“I know these people,” the boy said, a pressure building up in his chest. “I remember them. I remember everything!” He looked up at the Other with desperation and tears in his eyes, his knuckles white as he gripped the photo album. “How can I be Nobody if I remember everything?”
“It’s quite simple,” the Other said. “You're not remembering anything. There is nothing to remember. You’re only seeing your life if you had been a Somebody. See, a number of these Somebodies in the photographs are Somebodies, but most are just more Nobodies. Not even a Nobody, actually, just plain old Nothing. Look there,” it pointed to a photo of a baby being bathed in a sink, a baby the boy remembered with an overwhelming feeling of affection. “You would have made that Somebody if you had been, well, Somebody yourself.”
“But,” the boy began, staring down at the photos and then up at the places he held onto a fragile memory of. “Why am I Nobody? Why isn’t all of this Something?”
“Oh, dear Nobody,” the Other said with a sympathetic chuckle. “You’re not alone in this Nothingness. It happens to so many other Somebodies. You see, this is where the Nobodies go, the place for the Never Born. You, Nobody, were never born.”

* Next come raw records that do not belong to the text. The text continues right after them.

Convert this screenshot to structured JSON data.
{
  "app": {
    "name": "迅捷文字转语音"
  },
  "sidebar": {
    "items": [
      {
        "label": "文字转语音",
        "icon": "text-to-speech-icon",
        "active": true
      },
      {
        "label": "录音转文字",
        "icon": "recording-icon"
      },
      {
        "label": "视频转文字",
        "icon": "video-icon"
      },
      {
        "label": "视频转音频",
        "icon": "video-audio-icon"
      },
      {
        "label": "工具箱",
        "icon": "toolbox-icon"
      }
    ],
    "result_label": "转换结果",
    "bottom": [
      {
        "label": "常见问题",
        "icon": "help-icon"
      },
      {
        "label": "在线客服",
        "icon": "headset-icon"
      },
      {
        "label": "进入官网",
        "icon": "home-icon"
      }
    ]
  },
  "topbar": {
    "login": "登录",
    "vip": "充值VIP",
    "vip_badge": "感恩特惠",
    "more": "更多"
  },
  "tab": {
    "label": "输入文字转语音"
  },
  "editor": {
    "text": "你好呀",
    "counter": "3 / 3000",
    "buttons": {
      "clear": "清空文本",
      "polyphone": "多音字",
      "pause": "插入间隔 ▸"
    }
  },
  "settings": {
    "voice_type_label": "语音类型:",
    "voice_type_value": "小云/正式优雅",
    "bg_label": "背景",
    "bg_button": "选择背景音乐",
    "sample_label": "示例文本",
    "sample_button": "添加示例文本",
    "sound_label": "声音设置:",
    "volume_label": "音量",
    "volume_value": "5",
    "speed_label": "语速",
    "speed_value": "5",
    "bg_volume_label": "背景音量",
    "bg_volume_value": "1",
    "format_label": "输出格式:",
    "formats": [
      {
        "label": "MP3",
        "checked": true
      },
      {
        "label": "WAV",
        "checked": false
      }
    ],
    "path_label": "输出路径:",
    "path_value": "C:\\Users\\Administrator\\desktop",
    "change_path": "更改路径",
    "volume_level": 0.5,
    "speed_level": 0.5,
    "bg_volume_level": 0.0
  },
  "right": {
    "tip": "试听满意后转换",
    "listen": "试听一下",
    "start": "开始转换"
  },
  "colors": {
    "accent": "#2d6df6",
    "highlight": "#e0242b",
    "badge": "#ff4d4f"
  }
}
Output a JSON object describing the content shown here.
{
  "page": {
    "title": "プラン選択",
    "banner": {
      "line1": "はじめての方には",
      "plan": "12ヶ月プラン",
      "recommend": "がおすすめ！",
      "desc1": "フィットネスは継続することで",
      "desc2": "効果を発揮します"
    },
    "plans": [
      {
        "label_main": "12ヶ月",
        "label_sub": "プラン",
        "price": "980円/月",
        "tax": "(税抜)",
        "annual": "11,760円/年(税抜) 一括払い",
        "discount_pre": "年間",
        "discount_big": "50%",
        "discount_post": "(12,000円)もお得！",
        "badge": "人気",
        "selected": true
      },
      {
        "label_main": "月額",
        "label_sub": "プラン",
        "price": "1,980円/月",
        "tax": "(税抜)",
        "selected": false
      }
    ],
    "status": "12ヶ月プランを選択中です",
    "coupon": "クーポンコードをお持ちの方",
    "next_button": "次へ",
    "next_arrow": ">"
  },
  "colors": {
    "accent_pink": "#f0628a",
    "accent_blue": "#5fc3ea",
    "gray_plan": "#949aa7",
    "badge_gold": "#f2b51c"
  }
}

Patricia Jane Donato is a homeschooler going into her senior year of high school. She's working towards her dream of becoming a successful author of short stories, novels, songs, poems, and maybe even graphic novels. When Patricia isn't writing, she enjoys drawing, reading, watching movies, and chatting with her friends.